From improving science reporting in China to growing digital news audiences in the United States, JSK Fellows share the questions they are now exploring at Stanford as they set out to address challenges facing journalism.
How do we tap the native talents in low-income communities to create their own source of media coverage?
Low-income communities need more media coverage — more in volume, quality, consistency, variety, and empathy.
There are many investigative journalists in Latin America, a great majority of them women, who are not aware of the potential of technology.
Despite its potential, governments the world over are developing laws that either ban or impose crippling restrictions for civilian drone operations.
How can we help Latin American journalists and storytellers produce long-form narrative radio journalism?
Far too often limited resources and a focus on breaking news keep journalists from pursuing longer narrative stories.
My challenge is to find new ways to grow the Washington Post’s digital audience and expand our coverage.
We need to make data gathering more cost effective, powerful, and transparent.
How might online visualizations be used to provide safety training and guidelines to Pakistan’s journalists?
Journalists need to get advice and tips to minimize risk and protect themselves.
How can we take the “chore” out of social media for journalists, and fully tap its potential for newsgathering?
Journalists lack the training and the tools to make the most of social media.
Decades of institutional knowledge are buried in antiquated archival systems or in the minds of journalists.
We need to expand the digital footprint of storytelling about African-American experiences.
Once a niche field for hardcore gamers, virtual reality devices are to become more and more accessible.
How might we assure the inclusion of underrepresented and unheard voices in the mainstream news flow?
We need to multiply the viewpoints in stories for the news to be able to really inform, engage and empower citizens.
Small and mid-sized newspapers need an engaging and profitable model for delivering stories on tablets.
I am exploring ways to provide online training and other resources to improve science reporting and to help scientists communicate with the public about their work.
The stories we tell are increasingly global ones about youth.
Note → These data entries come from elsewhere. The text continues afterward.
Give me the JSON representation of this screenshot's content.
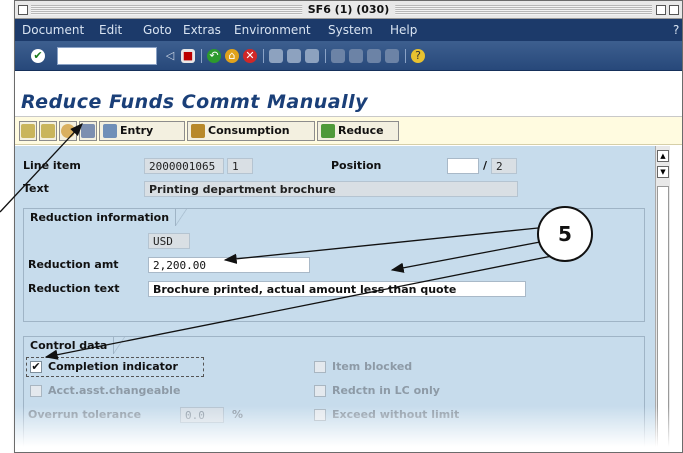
{
  "window": {
    "title": "SF6 (1) (030)"
  },
  "menu": [
    "Document",
    "Edit",
    "Goto",
    "Extras",
    "Environment",
    "System",
    "Help"
  ],
  "menu_help_mark": "?",
  "page_title": "Reduce Funds Commt Manually",
  "app_toolbar": {
    "entry": "Entry",
    "consumption": "Consumption",
    "reduce": "Reduce"
  },
  "header": {
    "line_item_label": "Line item",
    "line_item_value": "2000001065",
    "line_item_sub": "1",
    "position_label": "Position",
    "position_value": "",
    "position_sep": "/",
    "position_total": "2",
    "text_label": "Text",
    "text_value": "Printing department brochure"
  },
  "reduction": {
    "group_title": "Reduction information",
    "currency": "USD",
    "amt_label": "Reduction amt",
    "amt_value": "2,200.00",
    "text_label": "Reduction text",
    "text_value": "Brochure printed, actual amount less than quote"
  },
  "control": {
    "group_title": "Control data",
    "completion_label": "Completion indicator",
    "completion_checked": true,
    "acct_label": "Acct.asst.changeable",
    "overrun_label": "Overrun tolerance",
    "overrun_value": "0.0",
    "overrun_unit": "%",
    "item_blocked_label": "Item blocked",
    "redctn_label": "Redctn in LC only",
    "exceed_label": "Exceed without limit"
  },
  "callout": {
    "number": "5"
  },
  "colors": {
    "menubar": "#1c3a6a",
    "toolbar": "#27487a",
    "content": "#c7dcec",
    "appbar": "#fffbe0",
    "title": "#1a3f78"
  },
  "icons": [
    "save-icon",
    "back-icon",
    "exit-icon",
    "cancel-icon",
    "print-icon",
    "find-icon",
    "help-icon",
    "enter-icon",
    "entry-icon",
    "consumption-icon",
    "reduce-icon"
  ]
}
But the youth voice is missing in mainstream media.
It is very difficult to find pure data about the performance of our local governments or the health of our communities.
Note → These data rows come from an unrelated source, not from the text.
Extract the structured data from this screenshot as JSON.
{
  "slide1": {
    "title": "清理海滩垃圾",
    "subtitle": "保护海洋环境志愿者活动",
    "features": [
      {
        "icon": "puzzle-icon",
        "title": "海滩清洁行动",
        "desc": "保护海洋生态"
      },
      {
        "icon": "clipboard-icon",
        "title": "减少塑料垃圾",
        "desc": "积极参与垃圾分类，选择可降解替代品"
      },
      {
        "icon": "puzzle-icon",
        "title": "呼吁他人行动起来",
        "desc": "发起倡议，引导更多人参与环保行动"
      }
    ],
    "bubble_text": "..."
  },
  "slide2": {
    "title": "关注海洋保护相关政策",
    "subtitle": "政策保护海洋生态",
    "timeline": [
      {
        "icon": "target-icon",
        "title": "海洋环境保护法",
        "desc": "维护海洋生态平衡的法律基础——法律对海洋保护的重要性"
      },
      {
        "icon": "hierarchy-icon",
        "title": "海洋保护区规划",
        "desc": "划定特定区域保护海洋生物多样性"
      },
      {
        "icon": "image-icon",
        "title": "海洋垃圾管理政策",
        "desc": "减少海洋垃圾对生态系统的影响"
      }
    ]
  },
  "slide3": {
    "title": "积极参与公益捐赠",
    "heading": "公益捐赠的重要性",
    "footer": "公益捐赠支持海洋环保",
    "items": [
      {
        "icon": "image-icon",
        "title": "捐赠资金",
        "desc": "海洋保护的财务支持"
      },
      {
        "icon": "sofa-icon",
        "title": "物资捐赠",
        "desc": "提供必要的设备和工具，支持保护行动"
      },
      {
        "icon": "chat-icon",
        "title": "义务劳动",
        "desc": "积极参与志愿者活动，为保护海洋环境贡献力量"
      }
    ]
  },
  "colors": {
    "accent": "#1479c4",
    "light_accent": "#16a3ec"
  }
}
I am exploring ways to apply design thinking to organizational structures to address this challenge.
I want to better use data to connect readers to the issue of where and how their clothes are made.
The constant bombardment of distractions has turned news consumers into cursory readers.
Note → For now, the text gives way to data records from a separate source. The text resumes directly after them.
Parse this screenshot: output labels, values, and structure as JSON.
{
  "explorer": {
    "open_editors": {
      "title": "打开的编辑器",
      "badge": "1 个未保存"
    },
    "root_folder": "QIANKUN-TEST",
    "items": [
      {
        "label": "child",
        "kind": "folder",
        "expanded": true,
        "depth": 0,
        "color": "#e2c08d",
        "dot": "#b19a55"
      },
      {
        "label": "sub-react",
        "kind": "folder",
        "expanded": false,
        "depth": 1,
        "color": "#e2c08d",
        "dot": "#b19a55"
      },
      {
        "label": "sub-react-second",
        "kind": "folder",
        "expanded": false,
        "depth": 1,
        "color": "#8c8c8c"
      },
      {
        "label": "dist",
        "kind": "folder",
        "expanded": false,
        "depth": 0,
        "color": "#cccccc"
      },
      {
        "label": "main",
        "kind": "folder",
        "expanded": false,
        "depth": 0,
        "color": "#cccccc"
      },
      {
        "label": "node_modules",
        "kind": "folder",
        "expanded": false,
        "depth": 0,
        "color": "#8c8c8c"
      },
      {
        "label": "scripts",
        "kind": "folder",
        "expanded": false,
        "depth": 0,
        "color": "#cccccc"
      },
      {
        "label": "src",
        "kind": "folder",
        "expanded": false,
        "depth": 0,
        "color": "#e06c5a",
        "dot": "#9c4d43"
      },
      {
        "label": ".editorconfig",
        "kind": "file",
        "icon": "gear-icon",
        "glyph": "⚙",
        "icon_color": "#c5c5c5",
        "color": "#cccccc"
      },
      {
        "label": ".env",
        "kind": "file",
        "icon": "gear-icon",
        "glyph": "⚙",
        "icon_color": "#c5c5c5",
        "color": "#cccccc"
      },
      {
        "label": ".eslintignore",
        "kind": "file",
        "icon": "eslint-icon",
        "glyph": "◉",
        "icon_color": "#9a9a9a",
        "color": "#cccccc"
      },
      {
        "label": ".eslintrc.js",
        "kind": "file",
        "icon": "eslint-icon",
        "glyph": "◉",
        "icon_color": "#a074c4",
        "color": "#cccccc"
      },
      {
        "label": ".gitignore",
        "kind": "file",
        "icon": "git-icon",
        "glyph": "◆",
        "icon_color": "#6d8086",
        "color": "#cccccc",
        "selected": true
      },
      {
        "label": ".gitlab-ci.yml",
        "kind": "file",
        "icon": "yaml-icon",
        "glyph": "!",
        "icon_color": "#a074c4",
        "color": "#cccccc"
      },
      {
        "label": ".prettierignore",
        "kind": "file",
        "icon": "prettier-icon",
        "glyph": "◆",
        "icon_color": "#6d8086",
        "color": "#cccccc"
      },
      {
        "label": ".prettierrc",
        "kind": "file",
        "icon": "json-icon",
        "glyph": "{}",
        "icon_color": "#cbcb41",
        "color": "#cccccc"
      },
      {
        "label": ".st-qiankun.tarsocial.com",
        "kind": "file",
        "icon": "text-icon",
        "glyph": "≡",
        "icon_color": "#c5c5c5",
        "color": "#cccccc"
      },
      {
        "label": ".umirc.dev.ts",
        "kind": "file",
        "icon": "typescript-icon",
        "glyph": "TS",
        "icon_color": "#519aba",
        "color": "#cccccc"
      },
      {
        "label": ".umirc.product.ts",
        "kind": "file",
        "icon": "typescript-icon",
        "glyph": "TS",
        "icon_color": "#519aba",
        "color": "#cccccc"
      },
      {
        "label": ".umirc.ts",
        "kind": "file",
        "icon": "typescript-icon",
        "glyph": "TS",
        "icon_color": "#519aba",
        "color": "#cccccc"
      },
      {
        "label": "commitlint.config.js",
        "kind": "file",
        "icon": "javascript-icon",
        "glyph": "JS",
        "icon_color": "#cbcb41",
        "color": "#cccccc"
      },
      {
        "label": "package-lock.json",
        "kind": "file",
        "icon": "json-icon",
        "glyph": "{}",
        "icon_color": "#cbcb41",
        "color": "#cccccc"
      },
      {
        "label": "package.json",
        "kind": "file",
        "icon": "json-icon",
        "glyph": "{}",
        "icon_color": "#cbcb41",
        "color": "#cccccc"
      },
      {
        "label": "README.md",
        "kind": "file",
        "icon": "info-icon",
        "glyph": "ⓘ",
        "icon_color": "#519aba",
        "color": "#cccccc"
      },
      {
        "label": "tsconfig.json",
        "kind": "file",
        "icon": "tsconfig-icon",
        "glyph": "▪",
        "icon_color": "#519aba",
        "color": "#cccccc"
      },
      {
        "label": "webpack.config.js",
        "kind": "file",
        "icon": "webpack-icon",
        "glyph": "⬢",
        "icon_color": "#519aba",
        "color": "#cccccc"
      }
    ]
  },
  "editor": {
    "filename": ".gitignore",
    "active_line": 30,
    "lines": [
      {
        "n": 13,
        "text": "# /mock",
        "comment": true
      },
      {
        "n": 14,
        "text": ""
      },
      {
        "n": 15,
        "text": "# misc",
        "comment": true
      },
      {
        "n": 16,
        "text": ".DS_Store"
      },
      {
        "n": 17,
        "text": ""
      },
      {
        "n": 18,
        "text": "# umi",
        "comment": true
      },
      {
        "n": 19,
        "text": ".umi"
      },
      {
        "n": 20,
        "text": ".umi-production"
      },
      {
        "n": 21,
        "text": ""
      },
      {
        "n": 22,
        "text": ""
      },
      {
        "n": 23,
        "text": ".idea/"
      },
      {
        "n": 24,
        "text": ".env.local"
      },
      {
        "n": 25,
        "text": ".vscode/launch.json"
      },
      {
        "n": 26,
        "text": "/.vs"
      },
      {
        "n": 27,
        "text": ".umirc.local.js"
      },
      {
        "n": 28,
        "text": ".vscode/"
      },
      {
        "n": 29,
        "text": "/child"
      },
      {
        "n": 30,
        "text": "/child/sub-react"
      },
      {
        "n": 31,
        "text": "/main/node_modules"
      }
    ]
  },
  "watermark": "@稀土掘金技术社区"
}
How can we make watching news videos on a cellphone be a more delightful, engaging and addictive experience?
Watching a video on a cellphone can be frustrating and sometimes even impossible.